Visiting the United States Holocaust Memorial Museum

United States Holocaust Memorial Museum pic
United States Holocaust Memorial Museum
Image: ushmm.org/information

Presently involved in the establishment of the Law Office of Binta M. Robinson, PLLC, Binta Robinson enjoys visiting the museums in Washington, DC, in her free time.

Washington is a cultural hotspot full of museums that appeal to a wide span of interests. For history buffs, the United States Holocaust Memorial Museum is important. The museum pays homage to the millions of Jews murdered during Nazi rule in Germany through a three-floor self-guided permanent exhibit. The exhibit offers a full history of the Holocaust through photos, film footage, and artifacts.

While the Nazi Holocaust is the major permanent exhibition, the museum also has exhibitions on other related subjects, such as the killing of 2 million Cambodians during the Khmer Rouge period in the 1970s.

The museum is free and open every day except Yom Kippur and Christmas, with standard hours from 10 a.m. to 5:20 p.m. and extended hours during the spring. From March to August, the museum uses timed passes, which can be reserved online in advance. Photography is permitted in the museum, but food and drinks are not. All visitors must pass through metal detectors. The museum temperature is kept low to protect the artifacts, so visitors are advised to dress warmly.

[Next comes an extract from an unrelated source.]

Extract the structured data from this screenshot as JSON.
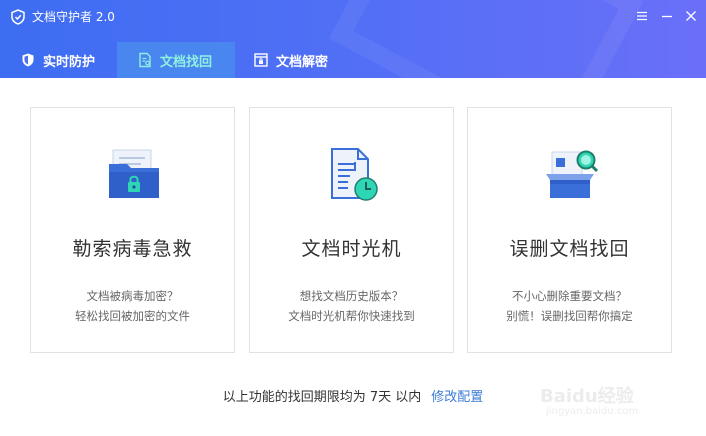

Scenic Cycling in the D.C. Area

Mount Vernon Trail pic
Mount Vernon Trail
Image: bikewashington.org

During her time away from work, Washington, D.C. resident Binta Robinson maintained an active interest in bicycling. The Washington, D.C. area has many pleasant bicycle routes for enthusiasts to explore. Here are a few of the best:

The Mount Vernon Trail: This paved bike path rambles 18 scenic miles from Roosevelt Island up to George Washington’s historic estate at Mount Vernon. Cyclists will ride past Ronald Reagan International Airport and through Fort Hunt Park on their way to the top.

The Capital Crescent Trail: A 13-mile ride on a mixture of pavement and gravel, this route follows an abandoned rail line from Georgetown to Rosemary Hills. It is a shady, tree-lined ride that passes through affluent local neighborhoods and offers views of the historic Chesapeake and Ohio Canal.

The Rock Creek Hiker/Biker Trail: This paved route was formed by the linkage of various different paths over the years, eventually creating a 20-mile ride that brings cyclists past the National Zoo, an equestrian center, and some nice picnic sites on the north side. The last part of the trail goes to Beach Drive, which is closed to auto traffic on weekends.

There are hundreds of miles of scenic bike paths in the Washington, D.C. area. The above are only a handful of the many options available, ranging from easy day rides through town to grueling mountain climbs and paths over 150 miles long.

Planning, Developing, and Growing the Nation’s Capital

Washington DC pic
Washington DC
Image: washington.org

A native of Washington, DC, Binta Robinson graduated from the Benjamin Banneker Academic High School before eventually relocating to Atlanta to attend Spelman College. After graduating, she eventually returned to Washington.

A planned city, Washington, DC, was created on land ceded to the national government by the states of Virginia and Maryland. The capital city itself was built on the land ceded by Maryland; the rest of the land, neglected by Congress, was returned to Virginia in 1846. The city’s planner, Major Pierre L’Enfant, a wartime friend of President George Washington, designed a city of grand radial avenues, broad boulevards, and numerous ceremonial spaces.

Although the city grew haphazardly over the years, in 1901 the Congress approved plans to beautify Washington, DC, and restore L’Enfant’s vision. The city today is home to the three branches of the United States government and scores of federal departments and agencies. In addition, about 650,000 residents call Washington home, while the metropolitan area hosts nearly 7 million.

As befits a national capital, Washington is home to a host of entertainment and cultural venues, including the 19 museums operated by the Smithsonian Institution. These attractions, as well as the city’s role as the seat of American government, make it a major tourist destination.